Storage and Portability
You always thought that you’d only need the compressor to inflate tires in your garage until one fine day, you realized that it would be great if you could get it to the roof to power a nail gun to fix those shingles. Unfortunately, you’d need to be a heavy weightlifter to pick that thing off the ground. Portability is usually a tradeoff for more power. But for home use, it is always better to have a portable air compressor. Most portable units have caster wheels or a handle which allows you to lift it off the ground. Also, portability is not just about the weight. The dimensions of the unit matter too. Slimmer models are easier to carry or transport from one location to the other. The same stands true for storage.
The noise that an air compressor generates is the most underrated aspect of the purchase. What most people are unaware of is that an increase in mere 5-10 decibels can almost double the sound that a machine generates. So, if you have a compressor that generates 60 decibels of sound, it will be twice as loud as one that generates 50 decibels of sound. Think of something that generates 80 decibels now. If the intended use of the generator is indoors and if you hate noise as much as I do, you’d keep an eye on that number while deciding on what unit to buy.
Last but not the least; here are a few other desirable features which can improve the lifespan of the compressor and ensure that you are picking a durable one.
- ASME Certified: While this is not mandatory, a certification from the American Society of Mechanical Engineers (ASME) can be used as a benchmark to gauge the quality and the durability of the machine.
- Auto power shut off: An automatic shut off feature in case of the compressor overheating can prevent it from getting damaged and also improve the lifespan. This is also called a thermal overload switch.
- Roll Cage: One of the advantages of a portable compressor is that you can lug it around from one place to the other. But apart from the tank, most of the other parts including gauges will be prone to damage. A roll cage or a shroud prevents the parts from getting damaged.

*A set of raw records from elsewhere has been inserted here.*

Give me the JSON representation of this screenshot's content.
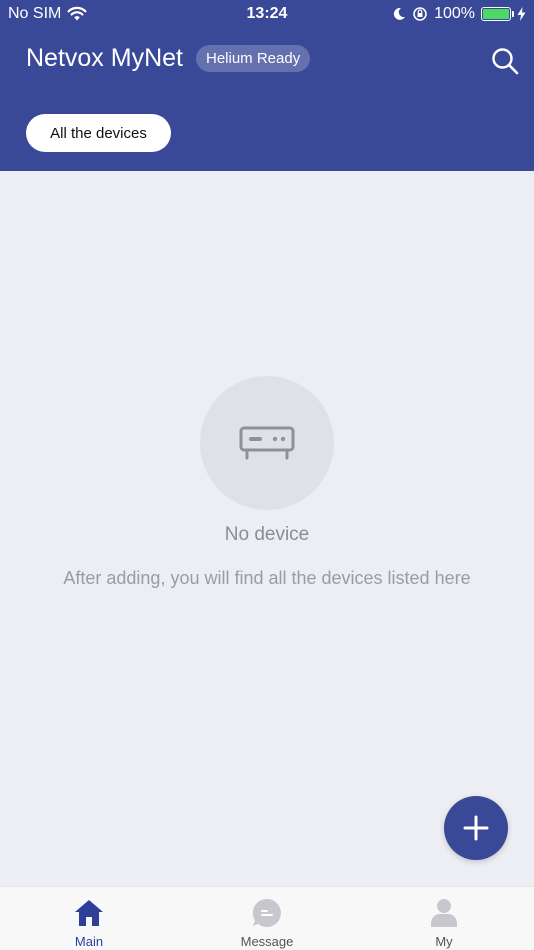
{
  "status_bar": {
    "carrier": "No SIM",
    "time": "13:24",
    "battery": "100%"
  },
  "header": {
    "title": "Netvox MyNet",
    "badge": "Helium Ready",
    "filter_label": "All the devices"
  },
  "empty_state": {
    "title": "No device",
    "description": "After adding, you will find all the devices listed here"
  },
  "tabs": [
    {
      "label": "Main",
      "icon": "home-icon",
      "active": true
    },
    {
      "label": "Message",
      "icon": "message-icon",
      "active": false
    },
    {
      "label": "My",
      "icon": "person-icon",
      "active": false
    }
  ],
  "colors": {
    "primary": "#3a4898",
    "background": "#eceef3",
    "tab_active": "#2e3f9a",
    "tab_inactive": "#c6c8ce"
  }
}
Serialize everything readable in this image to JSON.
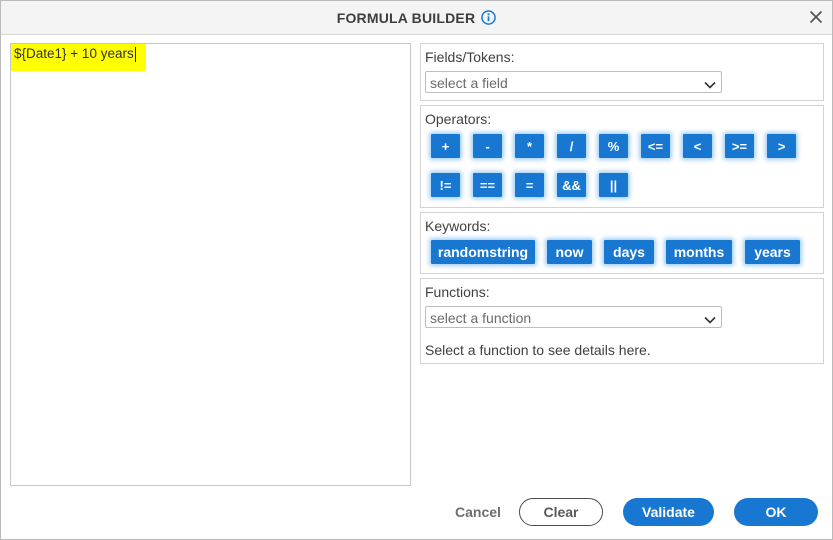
{
  "dialog": {
    "title": "FORMULA BUILDER",
    "info_icon": "info-circle-icon",
    "close_icon": "close-icon"
  },
  "editor": {
    "text": "${Date1} + 10 years",
    "highlight_color": "#ffff00"
  },
  "fields": {
    "label": "Fields/Tokens:",
    "select_value": "select a field"
  },
  "operators": {
    "label": "Operators:",
    "items": [
      "+",
      "-",
      "*",
      "/",
      "%",
      "<=",
      "<",
      ">=",
      ">",
      "!=",
      "==",
      "=",
      "&&",
      "||"
    ]
  },
  "keywords": {
    "label": "Keywords:",
    "items": [
      "randomstring",
      "now",
      "days",
      "months",
      "years"
    ]
  },
  "functions": {
    "label": "Functions:",
    "select_value": "select a function",
    "description": "Select a function to see details here."
  },
  "footer": {
    "cancel": "Cancel",
    "clear": "Clear",
    "validate": "Validate",
    "ok": "OK"
  },
  "colors": {
    "accent": "#1878d1"
  }
}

- Ball Valve Drain: Most compressors will have to be drained periodically to prevent rusting. The easiest way to do this is with a ball valve drain that’s like a simple faucet.